DENNIS COUGHLIN: I’m an employer and I run–a number of people work for me, and I’ve had a number of job interviews. You cannot just interview people forever to try to get every fact, every idea, every personality quirk. Some of it is going on your gut, and I think that this type of debate, this type of forum allows you to go on your gut, and I don’t–I don’t have a tremendous problem with that. I think if there were debates on this thing for the next six weeks, the TV ratings would fall off the end of the table.
JAMES SULTON: People here are complaining that they didn’t hear the issues really discussed and thoroughly laundered the way they should have been, and I think that’s the comment on the electoral process the way we structured it. Everybody’s partisan, everybody has one party they belong to or the other, and so then we complain that the issues get lost, but we’re submerging them too.
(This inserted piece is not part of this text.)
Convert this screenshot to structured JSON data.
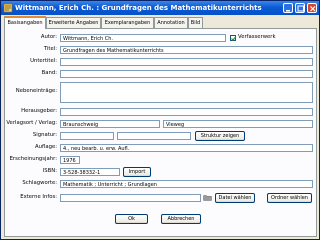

So if there was any truth in what any of the candidates had to say tonight, it was the fact that we bear some responsibility for this.
BETTY ANN BOWSER: If you’re all so cynical and down about the process, why do you still participate?
JAMES SULTON: The alternative is–that’s still the best in the world, it really is.
DENNIS COUGLIN: I think all of this is working towards a better government, working towards a better government, working towards a better electoral process. I have trouble with a lot of process and name calling and so on and so forth, but in the end, I think it’s pretty good.
BETTY ANN BOWSER: Well, I think we’re going to have to leave it there. Thank you very much for being with us tonight.